by Stephen Paden
She was born Hope Dawn Richardson, but everyone who knew her called her Despair. The irony wasn’t lost on anyone.
It started in ninth grade when Hope tried to overdose on Tylenol in the girls’ bathroom. Samantha Cole, replacing her tampon in the stall farthest from the door, heard Hope’s moans coming from the stall next to her. Samantha recalled that it was her decisive action that saved Hope, and decided to run for class president on the simple message: “I care about you.”
For Hope, however, the popularity, or rather notoriety had only exacerbated her desire to keep trying. She tried more pills, slitting her wrist (which looked more like a cat had used her arm as a scratching post), and even jumping off of the roof of her ranch-style home, resulting in two twisted ankles.
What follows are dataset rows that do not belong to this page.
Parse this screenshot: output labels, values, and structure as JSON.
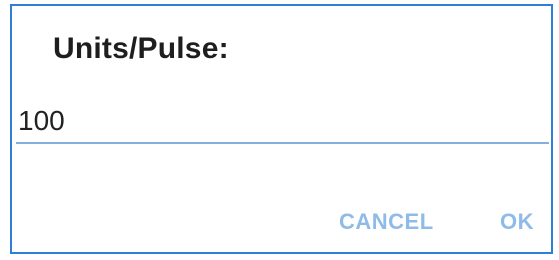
{
  "dialog": {
    "title": "Units/Pulse:",
    "input": {
      "value": "100",
      "placeholder": ""
    },
    "buttons": {
      "cancel_label": "CANCEL",
      "ok_label": "OK"
    }
  },
  "colors": {
    "border": "#2f7fd6",
    "input_underline": "#86afe0",
    "button_text": "#8fbbe8",
    "title_text": "#1e1e1e"
  }
}
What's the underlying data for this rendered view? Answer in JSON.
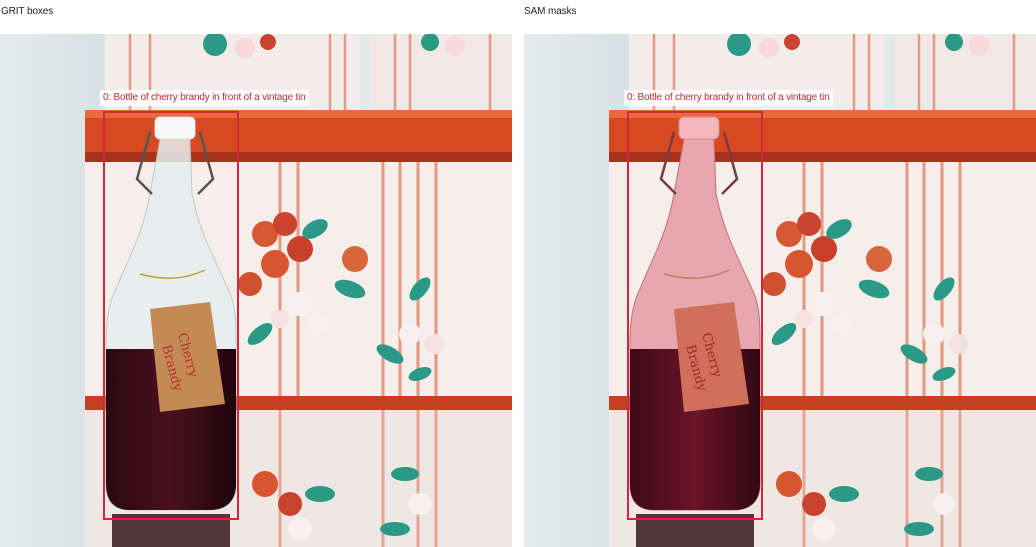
{
  "panels": [
    {
      "title": "GRIT boxes",
      "detection_label": "0: Bottle of cherry brandy in front of a vintage tin",
      "mask_color": ""
    },
    {
      "title": "SAM masks",
      "detection_label": "0: Bottle of cherry brandy in front of a vintage tin",
      "mask_color": "#e04a5c"
    }
  ],
  "tag_text": {
    "line1": "Cherry",
    "line2": "Brandy"
  },
  "colors": {
    "box": "#d2283c",
    "label_text": "#c22a3a"
  }
}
Nothing worked. Hope decided to stop trying and focus on school, but only after a brief stint in a mental health facility that catered to depressed teenagers.
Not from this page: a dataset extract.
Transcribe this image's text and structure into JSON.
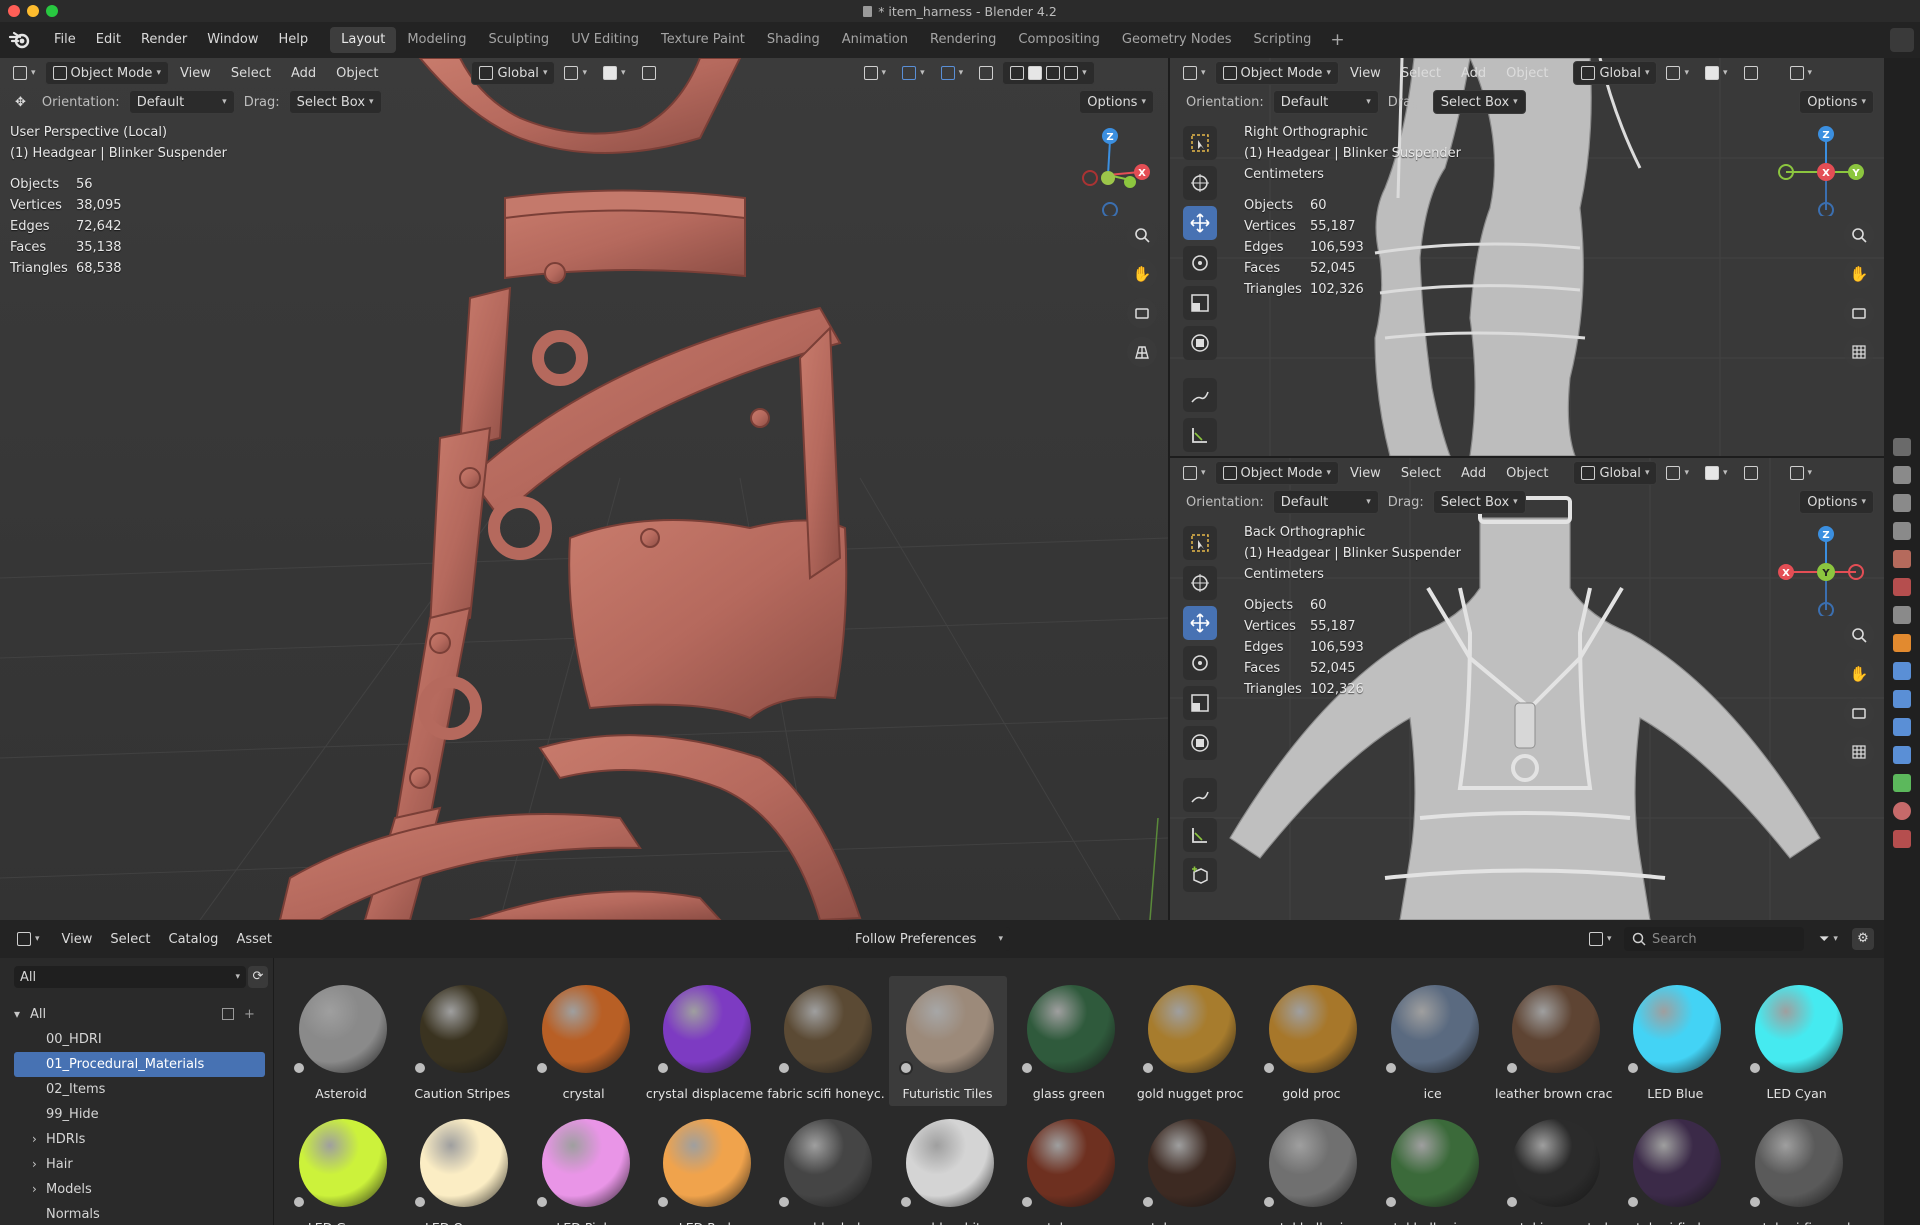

After her release, Hope made good on her promise to not attempt suicide again and also her promise to focus on school. Four years of high school passed quickly and Hope found herself on stage at graduation speaking as Valedictorian.
Her classmates, however, never forgot her antics. After freshman year, she had earned the name Despair, which was, at first, a burden comparable to Jesus lugging his cross around Jerusalem, but in the end, a moniker that she wore with pride.
Forty years later, she still couldn’t help but laugh: Hope had become Despair like her body had become cancer.
The irony wasn’t lost on her. She put the revolver in her mouth and pulled the trigger.